TASK GOAL: When a line in the material contains the word "Cube", copy it.

RECORDS TO PROCESS:
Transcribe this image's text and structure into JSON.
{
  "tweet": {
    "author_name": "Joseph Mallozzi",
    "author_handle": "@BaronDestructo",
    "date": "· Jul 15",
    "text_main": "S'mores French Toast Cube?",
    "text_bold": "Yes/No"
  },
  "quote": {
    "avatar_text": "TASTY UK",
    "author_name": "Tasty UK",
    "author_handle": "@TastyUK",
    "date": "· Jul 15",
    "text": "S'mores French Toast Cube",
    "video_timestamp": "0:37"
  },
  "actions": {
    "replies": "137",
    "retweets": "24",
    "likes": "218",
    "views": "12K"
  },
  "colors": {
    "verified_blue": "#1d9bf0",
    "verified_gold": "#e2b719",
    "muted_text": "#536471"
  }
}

ANSWER TO THIS PROBLEM:
    "text_main": "S'mores French Toast Cube?",
    "text": "S'mores French Toast Cube",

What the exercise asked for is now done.